Attaching a ‘sexist’ label to a video, as opposed to an ‘explicit’ label, only modestly advances the debate, but what it does at least, is highlight the broader implications of this music culture to society as a whole. An ‘18’ rating does not promote a discussion on the reasoning behind the label, it does not highlight the sexist content of the material, and it fails to reach those members of society that surpass the age restriction. Cultural harm theories that acknowledge the harm to a broader audience, provide a justification for a stronger regulation of music. It is not enough to stick an age label on a video and hope that sexism will go away.

[1] See for example here, here, or here. Feminists, and (feminist) female artists, have already been having a debate about the depiction of women in the media, see some recent comments by for example; Ikamara Larasi, Annie Lennox, Charlotte Church. See also, Miley Cyrus: does the music business exploit women? and Addicted to misogyny? Music videos still don’t get what women really want.

[2] Including: Anglia Ruskin University, Derby, Leeds, West Scotland, Kingston, Nottingham and Birmingham, The University College London Union (UCLU) and the University of London Union (ULU), see here.

[3] Particularly pertinent to Nelly’s work is the intersectionality discourse in relation to sexism and racism in music. Specifically, black feminists call for autonomy and fight against the use of their bodies as decoration. For a fuller exploration of these issues, see here.

[4] ‘Defined Lines’ Is The Robin Thicke ‘Blurred Lines’ Parody That Trumps All Others, see here.

[5] The point in time from which programming with adult content may be broadcast in the UK.

[6] We use misogyny to denote a general disrespect or disregard for women.

[7] See Clare McGlynn and Erika Rackley’s work on cultural harm and extreme pornographic material.

[8] Brook Bretthauer, Toni Schindler Zimmerman, James H. Banning, ‘A Feminist Analysis of Popular Music: Power Over, Objectification of, and Violence Against Women’ (2006) 18(4) Journal of Feminist Family Therapy 29, 30
7 Diana E. H. Russell with Laura Lederer, Questions We Get Asked Most Often, in Laura Lederer, Take Back the Night: Women on pornography (1980) 29

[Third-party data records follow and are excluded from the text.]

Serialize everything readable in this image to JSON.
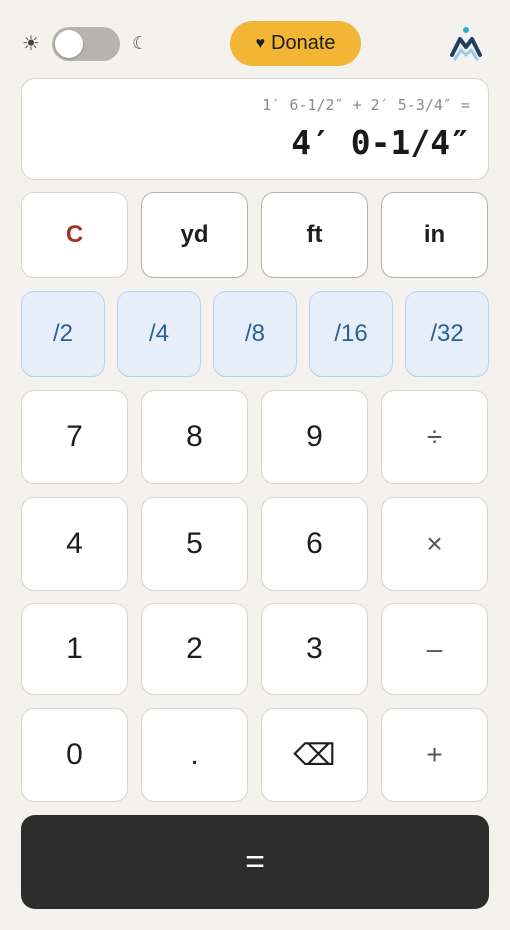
{
  "theme": {
    "light_icon": "☀",
    "dark_icon": "☾",
    "toggle_state": "light"
  },
  "header": {
    "donate_icon": "♥",
    "donate_label": "Donate",
    "logo_icon": "mountain-logo-icon"
  },
  "display": {
    "expression": "1′ 6-1/2″ + 2′ 5-3/4″ =",
    "result": "4′ 0-1/4″"
  },
  "unit_row": {
    "clear": "C",
    "yd": "yd",
    "ft": "ft",
    "in": "in"
  },
  "fraction_row": [
    "/2",
    "/4",
    "/8",
    "/16",
    "/32"
  ],
  "keypad": {
    "seven": "7",
    "eight": "8",
    "nine": "9",
    "divide": "÷",
    "four": "4",
    "five": "5",
    "six": "6",
    "multiply": "×",
    "one": "1",
    "two": "2",
    "three": "3",
    "minus": "–",
    "zero": "0",
    "dot": ".",
    "backspace": "⌫",
    "plus": "+",
    "equals": "="
  },
  "colors": {
    "background": "#f4f2ee",
    "donate": "#f2b534",
    "clear_text": "#a3302a",
    "fraction_bg": "#e6eff9",
    "fraction_text": "#2b5f98",
    "equals_bg": "#2c2c2c",
    "logo_dark": "#1f3f63",
    "logo_light": "#9ec9e6",
    "logo_dot": "#2fa8d8"
  }
}
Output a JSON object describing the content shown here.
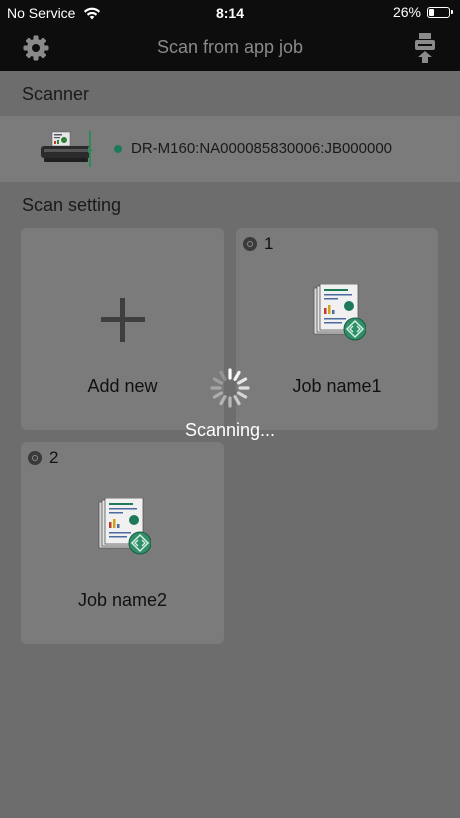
{
  "status_bar": {
    "carrier": "No Service",
    "time": "8:14",
    "battery_percent": "26%",
    "battery_level": 0.26
  },
  "nav": {
    "title": "Scan from app job",
    "left_icon": "gear-icon",
    "right_icon": "scanner-icon"
  },
  "scanner_section": {
    "header": "Scanner",
    "device_name": "DR-M160:NA000085830006:JB000000",
    "status_color": "#1d7a58"
  },
  "scan_setting": {
    "header": "Scan setting",
    "add_new_label": "Add new",
    "jobs": [
      {
        "number": "1",
        "name": "Job name1"
      },
      {
        "number": "2",
        "name": "Job name2"
      }
    ]
  },
  "overlay": {
    "text": "Scanning..."
  },
  "colors": {
    "background_dimmed": "#6d6d6d",
    "tile": "#7b7b7b",
    "bar": "#0d0d0d",
    "accent_green": "#1d7a58"
  }
}
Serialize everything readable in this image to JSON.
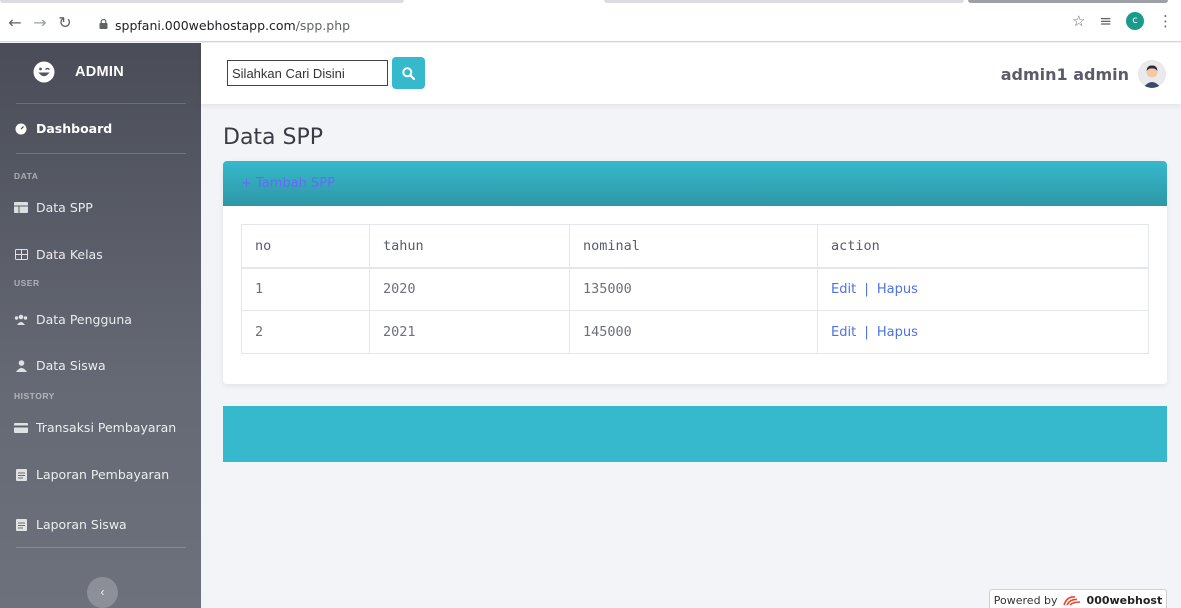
{
  "browser": {
    "url_host": "sppfani.000webhostapp.com",
    "url_path": "/spp.php",
    "profile_initial": "c"
  },
  "sidebar": {
    "brand": "ADMIN",
    "dashboard": "Dashboard",
    "headings": {
      "data": "DATA",
      "user": "USER",
      "history": "HISTORY"
    },
    "items": {
      "data_spp": "Data SPP",
      "data_kelas": "Data Kelas",
      "data_pengguna": "Data Pengguna",
      "data_siswa": "Data Siswa",
      "transaksi": "Transaksi Pembayaran",
      "laporan_pembayaran": "Laporan Pembayaran",
      "laporan_siswa": "Laporan Siswa"
    },
    "toggle": "‹"
  },
  "topbar": {
    "search_placeholder": "Silahkan Cari Disini",
    "user_name": "admin1 admin"
  },
  "main": {
    "title": "Data SPP",
    "add_link": "+ Tambah SPP",
    "table": {
      "headers": {
        "no": "no",
        "tahun": "tahun",
        "nominal": "nominal",
        "action": "action"
      },
      "rows": [
        {
          "no": "1",
          "tahun": "2020",
          "nominal": "135000",
          "edit": "Edit",
          "sep": "|",
          "hapus": "Hapus"
        },
        {
          "no": "2",
          "tahun": "2021",
          "nominal": "145000",
          "edit": "Edit",
          "sep": "|",
          "hapus": "Hapus"
        }
      ]
    }
  },
  "powered": {
    "prefix": "Powered by",
    "brand": "000webhost"
  },
  "colors": {
    "accent": "#36b9cc",
    "link": "#4e73df",
    "sidebar": "#5a5d68"
  }
}
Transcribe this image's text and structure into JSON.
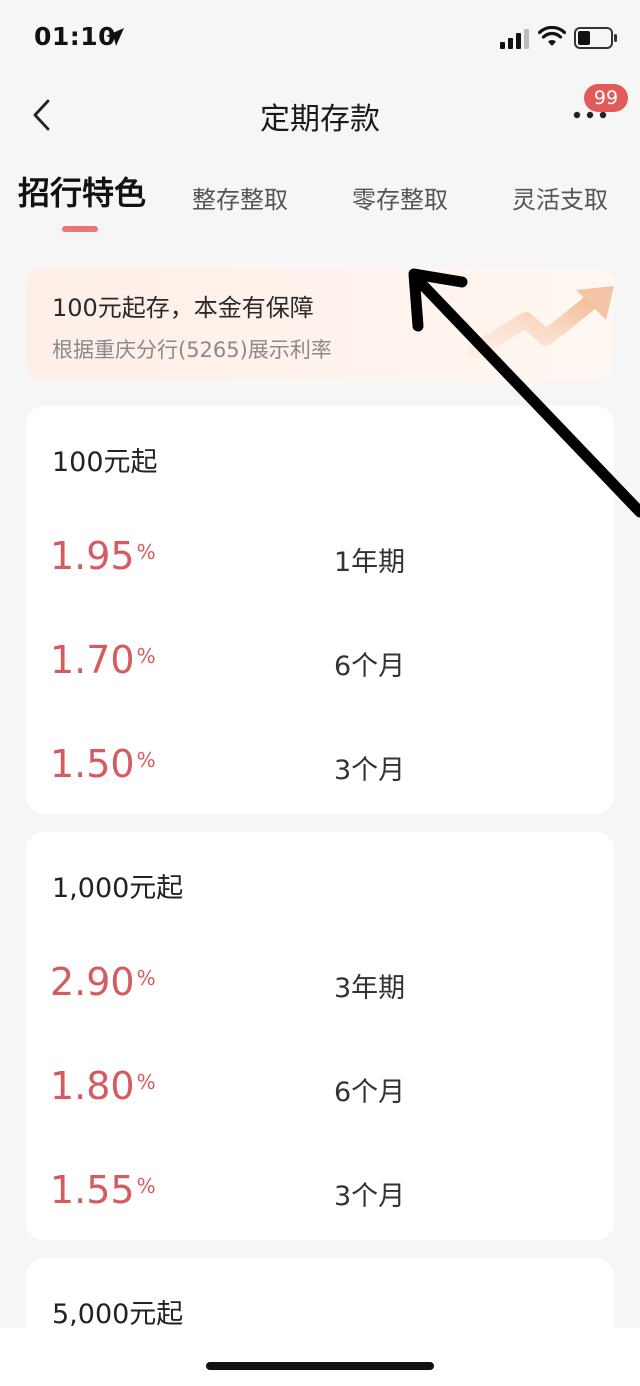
{
  "status_bar": {
    "time": "01:10"
  },
  "nav": {
    "title": "定期存款",
    "badge": "99"
  },
  "tabs": [
    {
      "label": "招行特色"
    },
    {
      "label": "整存整取"
    },
    {
      "label": "零存整取"
    },
    {
      "label": "灵活支取"
    }
  ],
  "banner": {
    "title": "100元起存，本金有保障",
    "subtitle": "根据重庆分行(5265)展示利率"
  },
  "cards": [
    {
      "title": "100元起",
      "rows": [
        {
          "rate": "1.95",
          "unit": "%",
          "term": "1年期"
        },
        {
          "rate": "1.70",
          "unit": "%",
          "term": "6个月"
        },
        {
          "rate": "1.50",
          "unit": "%",
          "term": "3个月"
        }
      ]
    },
    {
      "title": "1,000元起",
      "rows": [
        {
          "rate": "2.90",
          "unit": "%",
          "term": "3年期"
        },
        {
          "rate": "1.80",
          "unit": "%",
          "term": "6个月"
        },
        {
          "rate": "1.55",
          "unit": "%",
          "term": "3个月"
        }
      ]
    },
    {
      "title": "5,000元起",
      "rows": []
    }
  ],
  "colors": {
    "accent": "#d65b61",
    "badge": "#e25b5b",
    "indicator": "#e87878"
  }
}
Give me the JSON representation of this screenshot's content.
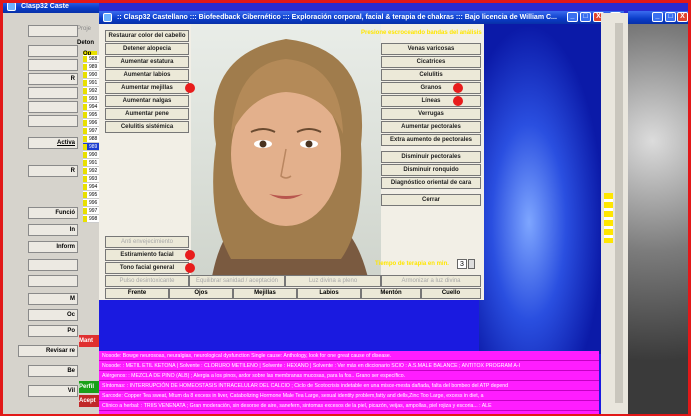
{
  "back_window": {
    "title": "Clasp32 Caste"
  },
  "left_app": {
    "buttons": [
      "R",
      "Activa",
      "R",
      "Funció",
      "In",
      "Inform",
      "M",
      "Oc",
      "Po",
      "Revisar re",
      "Be",
      "Vil"
    ],
    "labels": {
      "proje": "Proje",
      "deton": "Deton",
      "op": "Op",
      "mant": "Mant",
      "perfil": "Perfil",
      "acep": "Acept"
    },
    "numbers": [
      "988",
      "989",
      "990",
      "991",
      "992",
      "993",
      "994",
      "995",
      "996",
      "997",
      "988",
      "989",
      "990",
      "991",
      "992",
      "993",
      "994",
      "995",
      "996",
      "997",
      "998"
    ]
  },
  "window": {
    "title": ":: Clasp32 Castellano ::: Biofeedback Cibernético ::: Exploración corporal, facial & terapia de chakras ::: Bajo licencia de William C...",
    "controls": [
      "_",
      "□",
      "X"
    ]
  },
  "left_buttons": [
    "Restaurar color del cabello",
    "Detener alopecia",
    "Aumentar estatura",
    "Aumentar labios",
    "Aumentar mejillas",
    "Aumentar nalgas",
    "Aumentar pene",
    "Celulitis sistémica"
  ],
  "left_lower_buttons": [
    "Anti envejecimiento",
    "Estiramiento facial",
    "Tono facial general"
  ],
  "right_buttons": [
    "Venas varicosas",
    "Cicatrices",
    "Celulitis",
    "Granos",
    "Líneas",
    "Verrugas",
    "Aumentar pectorales",
    "Extra aumento de pectorales",
    "Disminuir pectorales",
    "Disminuir ronquido",
    "Diagnóstico oriental de cara",
    "Cerrar"
  ],
  "top_note": "Presione escroceando bandas del análisis",
  "row_disabled": [
    "Pulso desintoxicante",
    "Equilibrar sanidad / aceptación",
    "Luz divina a pleno",
    "Armonizar a luz divina"
  ],
  "tabs": [
    "Frente",
    "Ojos",
    "Mejillas",
    "Labios",
    "Mentón",
    "Cuello"
  ],
  "therapy": {
    "label": "Tiempo de terapia en min.",
    "value": "3"
  },
  "info_lines": [
    "Nosode: Bowge neurosoas, neuralgias, neurological dysfunction Single cause: Anthology, look for one great cause of disease.",
    "Nosode: : METIL ETIL KETONA | Solvente : CLORURO METILENO | Solvente : HEXANO | Solvente : Ver más en diccionario SCIO : A.S.MALE BALANCE ; ANTITOX PROGRAM A-I",
    "Alérgenos: : MEZCLA DE PINO (ALB) ; Alergia a los pinos, ardor sobre las membranas mucosas, para la fos.. Grano ser específico.",
    "Síntomas: : INTERRUPCIÓN DE HOMEOSTASIS INTRACELULAR DEL CALCIO ; Ciclo de Scotocrisis indetable en una misce-mesta dañada, falta del bombeo del ATP depend",
    "Sarcode: Copper Tea sweat, Mtum da 8 excess in liver, Catabolizing Hormone Male Tea Large, sexual identity problem,fatty and dells,Zinc Too Large, excess in diet, a",
    "Clínico a herbal: : TRIIS VENENATA ; Gran moderación, sin desorse de aire, sanefern, sintomas excesos de la piel, picazón, veijas, ampollas, piel rojiza y escoria... : ALE"
  ],
  "colors": {
    "title_blue": "#0a3cc8",
    "info_magenta": "#ff1dff",
    "red_marker": "#e81c1c",
    "yellow_text": "#ffe600"
  }
}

[9] See, Catharine A. MacKinnon, Only Words (Harvard University Press 1993) 31.